About this task:
Lines that include "Rotate" make up the answer; copy all of them from the data below.

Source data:
+ + +
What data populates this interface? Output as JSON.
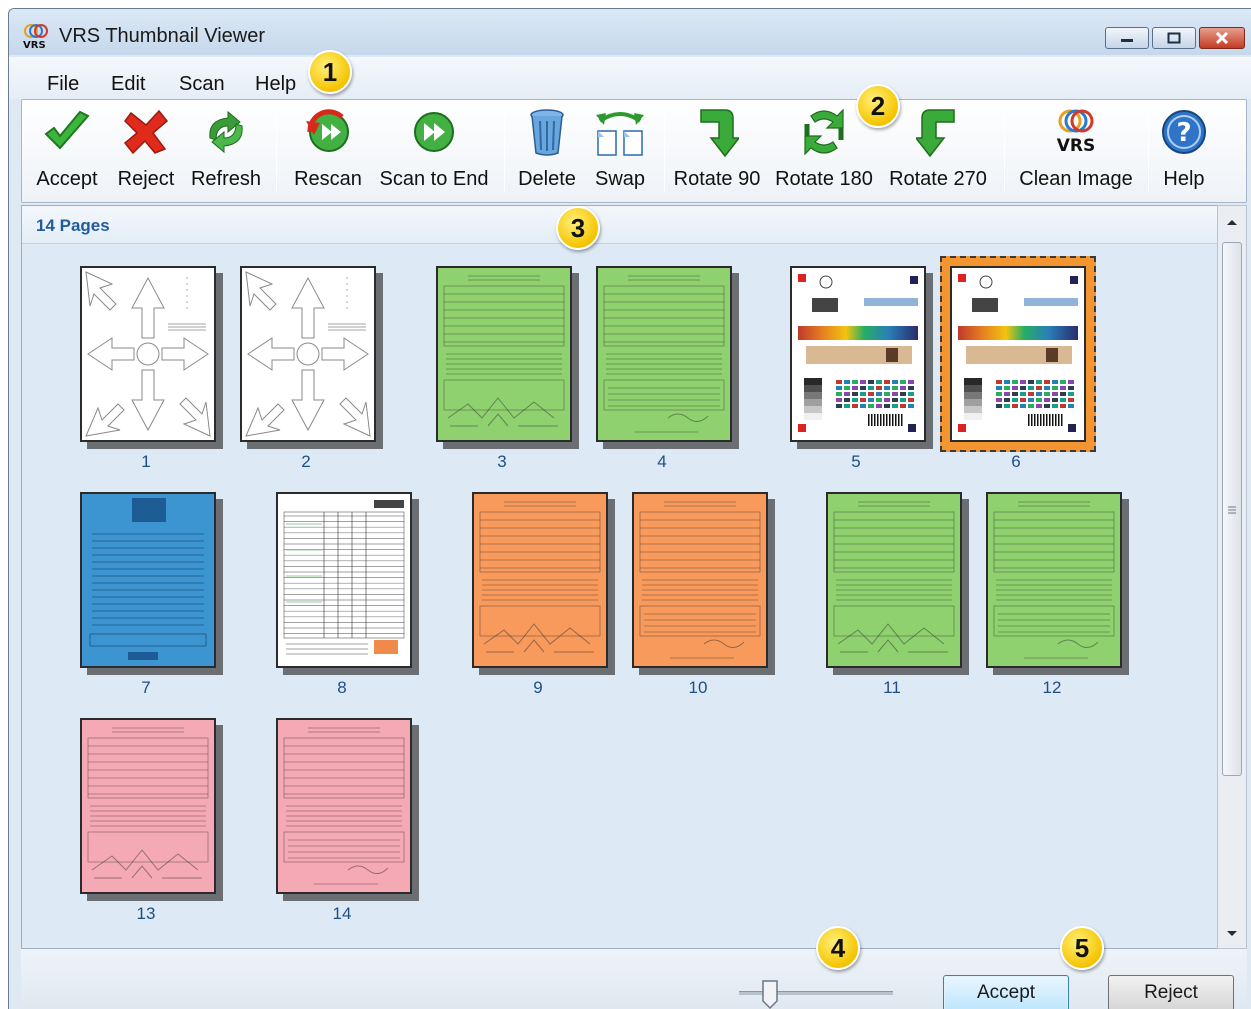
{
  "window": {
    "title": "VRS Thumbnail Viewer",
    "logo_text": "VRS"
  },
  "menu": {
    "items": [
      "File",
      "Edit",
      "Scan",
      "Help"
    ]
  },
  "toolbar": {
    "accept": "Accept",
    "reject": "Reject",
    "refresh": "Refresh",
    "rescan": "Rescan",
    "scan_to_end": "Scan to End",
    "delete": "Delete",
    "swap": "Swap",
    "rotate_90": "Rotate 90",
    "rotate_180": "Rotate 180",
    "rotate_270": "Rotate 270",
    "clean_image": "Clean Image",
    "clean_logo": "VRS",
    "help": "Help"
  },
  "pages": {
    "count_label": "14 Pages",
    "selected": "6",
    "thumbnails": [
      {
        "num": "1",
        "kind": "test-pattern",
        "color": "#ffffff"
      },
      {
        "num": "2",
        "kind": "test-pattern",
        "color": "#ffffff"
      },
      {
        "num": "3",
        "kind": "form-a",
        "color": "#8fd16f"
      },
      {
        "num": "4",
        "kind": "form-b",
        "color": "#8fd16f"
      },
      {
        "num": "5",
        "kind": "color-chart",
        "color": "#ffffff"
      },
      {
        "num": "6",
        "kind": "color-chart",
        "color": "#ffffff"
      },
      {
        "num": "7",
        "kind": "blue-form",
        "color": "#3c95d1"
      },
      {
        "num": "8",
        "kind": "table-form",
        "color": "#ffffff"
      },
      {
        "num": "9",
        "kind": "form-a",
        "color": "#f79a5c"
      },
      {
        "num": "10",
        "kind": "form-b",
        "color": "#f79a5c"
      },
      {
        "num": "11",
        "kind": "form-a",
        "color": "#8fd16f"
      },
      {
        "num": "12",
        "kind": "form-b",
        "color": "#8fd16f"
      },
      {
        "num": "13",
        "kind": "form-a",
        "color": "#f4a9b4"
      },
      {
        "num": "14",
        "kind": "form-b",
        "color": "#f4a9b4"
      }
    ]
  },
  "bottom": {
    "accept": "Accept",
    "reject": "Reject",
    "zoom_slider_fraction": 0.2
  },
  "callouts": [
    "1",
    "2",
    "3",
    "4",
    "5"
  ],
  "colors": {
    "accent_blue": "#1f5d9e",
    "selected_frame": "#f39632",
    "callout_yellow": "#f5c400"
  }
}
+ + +
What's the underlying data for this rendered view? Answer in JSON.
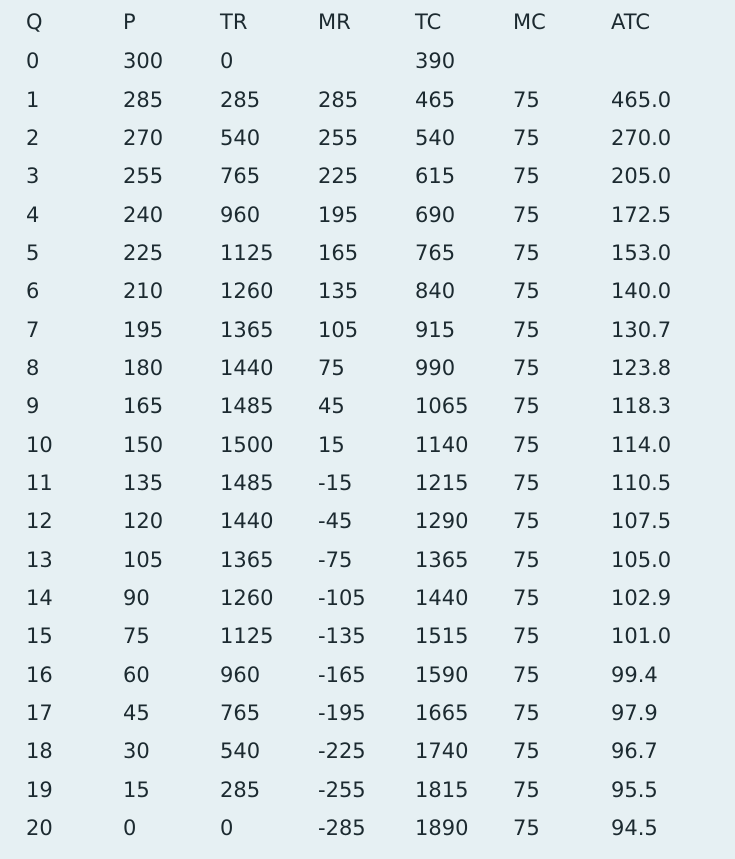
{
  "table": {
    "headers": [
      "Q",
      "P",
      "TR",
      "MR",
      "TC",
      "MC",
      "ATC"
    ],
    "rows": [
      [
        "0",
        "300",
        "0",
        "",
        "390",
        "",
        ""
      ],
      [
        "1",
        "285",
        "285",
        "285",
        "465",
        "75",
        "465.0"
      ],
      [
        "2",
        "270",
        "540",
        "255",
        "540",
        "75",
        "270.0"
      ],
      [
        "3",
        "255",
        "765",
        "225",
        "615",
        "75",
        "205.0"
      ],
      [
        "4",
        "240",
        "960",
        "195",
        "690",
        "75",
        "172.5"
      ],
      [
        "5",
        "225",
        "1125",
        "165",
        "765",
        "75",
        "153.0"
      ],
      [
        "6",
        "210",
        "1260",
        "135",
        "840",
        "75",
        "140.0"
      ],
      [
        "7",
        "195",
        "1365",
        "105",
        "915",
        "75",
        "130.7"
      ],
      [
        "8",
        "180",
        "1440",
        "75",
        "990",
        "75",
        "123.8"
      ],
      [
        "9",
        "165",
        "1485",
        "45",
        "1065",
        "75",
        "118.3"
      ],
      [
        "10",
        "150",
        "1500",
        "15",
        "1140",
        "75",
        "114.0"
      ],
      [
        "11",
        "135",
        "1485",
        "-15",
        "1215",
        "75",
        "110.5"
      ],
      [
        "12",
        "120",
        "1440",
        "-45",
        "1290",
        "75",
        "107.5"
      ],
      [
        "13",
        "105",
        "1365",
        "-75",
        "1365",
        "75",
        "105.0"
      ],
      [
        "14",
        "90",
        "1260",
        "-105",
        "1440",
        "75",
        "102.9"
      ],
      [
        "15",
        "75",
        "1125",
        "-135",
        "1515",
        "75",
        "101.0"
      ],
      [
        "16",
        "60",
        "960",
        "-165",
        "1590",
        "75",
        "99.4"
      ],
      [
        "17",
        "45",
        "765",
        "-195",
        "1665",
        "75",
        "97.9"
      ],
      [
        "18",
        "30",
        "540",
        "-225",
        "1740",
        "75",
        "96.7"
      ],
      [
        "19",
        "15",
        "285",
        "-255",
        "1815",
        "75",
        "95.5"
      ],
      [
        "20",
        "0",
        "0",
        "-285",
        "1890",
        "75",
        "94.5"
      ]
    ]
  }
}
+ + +
Written answer:
    "rotate_90": "Rotate 90",
    "rotate_180": "Rotate 180",
    "rotate_270": "Rotate 270",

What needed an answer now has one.